(First President of Kenya)
c. 1891 – 22 August 1978 (Aged 87)
Kenyatta became the first president of a post-colonial Kenya in 1964, leading its economic growth and transformation into an independent republic until his death.
Prior to becoming president, Kenyatta had been a devout activist against colonialism and a lobbied for Kenyan independence.
He was imprisoned for playing a role in the Mau Mau Uprising in 1952, despite evidence pointing to his innocence.
After his release from prison in 1959, Kenyatta was exiled for a further two years before returning and leading his party to a general election victory in 1963, which made him prime minister.
The following year he became president and served in the office until his death. He died following two strokes and a heart attack at the age of 87.
He is seen by Kenyans as “The Father of the Nation”.
12 August 1935 – 12 March 1978 (Aged 42)
Cazale was an American actor who only appeared in five feature films, all of which were nominated for an Academy Award for Best Picture.
This feat makes him the only actor to have had such a unique career.
The Godfather I, The Godfather II, The Conversation, Dog Day Afternoon, and The Deer Hunter are the films in which Cazale starred, while he also appeared in archival footage for The Godfather III.
A renowned stage actor, Cazale established himself as one of the best character actors of the 1970’s.
In 1977, he was diagnosed with lung cancer but managed to film his scenes for The Deer Hunter, however, he died before production had finished.

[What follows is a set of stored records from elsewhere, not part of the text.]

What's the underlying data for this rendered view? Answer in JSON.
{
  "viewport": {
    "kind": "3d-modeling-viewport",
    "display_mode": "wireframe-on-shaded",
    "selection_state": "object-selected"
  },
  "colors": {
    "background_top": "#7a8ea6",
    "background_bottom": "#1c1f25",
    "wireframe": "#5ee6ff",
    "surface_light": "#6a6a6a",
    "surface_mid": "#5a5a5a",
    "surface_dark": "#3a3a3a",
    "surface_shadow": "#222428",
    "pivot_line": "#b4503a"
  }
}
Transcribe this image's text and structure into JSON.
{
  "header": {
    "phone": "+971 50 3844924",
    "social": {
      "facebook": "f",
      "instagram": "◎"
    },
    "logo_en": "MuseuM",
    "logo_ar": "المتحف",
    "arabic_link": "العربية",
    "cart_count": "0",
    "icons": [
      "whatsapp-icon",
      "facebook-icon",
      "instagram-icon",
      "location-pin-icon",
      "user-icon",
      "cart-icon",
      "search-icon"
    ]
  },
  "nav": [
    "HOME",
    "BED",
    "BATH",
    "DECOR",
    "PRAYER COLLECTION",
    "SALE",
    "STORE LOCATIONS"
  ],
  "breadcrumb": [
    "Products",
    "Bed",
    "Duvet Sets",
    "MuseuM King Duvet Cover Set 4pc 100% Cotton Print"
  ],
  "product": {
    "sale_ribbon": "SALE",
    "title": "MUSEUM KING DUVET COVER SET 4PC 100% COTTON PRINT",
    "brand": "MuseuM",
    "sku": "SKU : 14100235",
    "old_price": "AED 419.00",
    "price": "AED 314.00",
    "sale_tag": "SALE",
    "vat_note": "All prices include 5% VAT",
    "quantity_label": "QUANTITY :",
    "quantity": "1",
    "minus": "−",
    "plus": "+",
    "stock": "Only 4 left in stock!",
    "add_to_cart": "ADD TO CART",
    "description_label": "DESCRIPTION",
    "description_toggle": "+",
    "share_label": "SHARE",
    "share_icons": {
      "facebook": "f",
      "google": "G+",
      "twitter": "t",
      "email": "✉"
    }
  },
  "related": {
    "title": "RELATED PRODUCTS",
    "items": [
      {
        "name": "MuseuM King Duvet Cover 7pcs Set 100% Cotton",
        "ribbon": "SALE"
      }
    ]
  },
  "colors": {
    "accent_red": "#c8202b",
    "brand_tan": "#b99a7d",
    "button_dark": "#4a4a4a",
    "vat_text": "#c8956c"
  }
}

Cazale was in a relationship with Meryl Streep for the final two years of his life, and died with her at his side, aged only 42.
13 May 1931 – 18 November 1978 (Aged 47)
Jones was a cult leader who founded the Peoples Temple.
He infamously led 918 of his followers to commit mass suicide in what is known as the “Jonestown Massacre”.
The phrase “drinking the Kool-Aid” was borne out of the actions of Jones’ followers killing themselves by drinking a punch which was mixed with cyanide.
Among the dead were 276 children.
Jones’s body was found amongst his most trusted followers with a bullet wound to the head.
(Italian Prime Minister)
23 September 1916 – 9 May 1978 (Aged 61)
Moro was a popular Italian politician who served as prime minister on five separate occasions between 1963 and 1976.
He was famously kidnapped by the left-wing ‘Red Brigades’, and killed after being held for 55 days.
Despite multiple requests for his release, including from Pope Paul VI, Moro was shot multiple times in the boot of a car, in which he was later found on the outskirts of Rome.
23 August 1946 – 7 September 1978 (Aged 32)
Moon was a renowned English drummer for the rock band The Who, famed for his outrageous Rock ‘n Roll lifestyle.
He is recognized as one of the greatest drummers in Rock history.
The antics he came to be known for include; smashing his drum-kit on stage, blowing up toilets, and destroying television sets and his hotel rooms while on tour.
Moon’s alcoholism and lifestyle began to spiral out of control after accidentally killing his friend and driver on a night out, while his marriage also ended in divorce.
Moon died from an overdose of a drug he had been taking to treat alcohol withdrawals.
He has often been cited as being a huge influence on the generations of drummers that followed.
22 May 1930 – 27 November 1978 (Aged 48)
Milk was an American politician who is noted for becoming the first openly gay person to elected to office in the United States, after winning a seat on the San Francisco Board of Supervisors in 1977.
The following year, Milk and the San Francisco Mayor, George Moscone, were assassinated by a former city supervisor, Dan White, when he was refused trying to take back his old job.
Following his death, Milk was heralded as an icon in the San Francisco gay community.
Milk was awarded the U.S. Presidential Medal of Freedom in 2009.
16 December 1901 – 15 November 1978 (Aged 77)
Mead was an American anthropologist.
She is best known for her academic studies which gave an insight into modern American and Western culture, as well as the attitudes towards sex in the South Pacific and Southeast Asia.
Mead’s work played a role in the sexual revolution seen during the 1960’s.
She died of pancreatic cancer in 1978 and was posthumously awarded the U.S. Presidential Medal of Freedom the following year.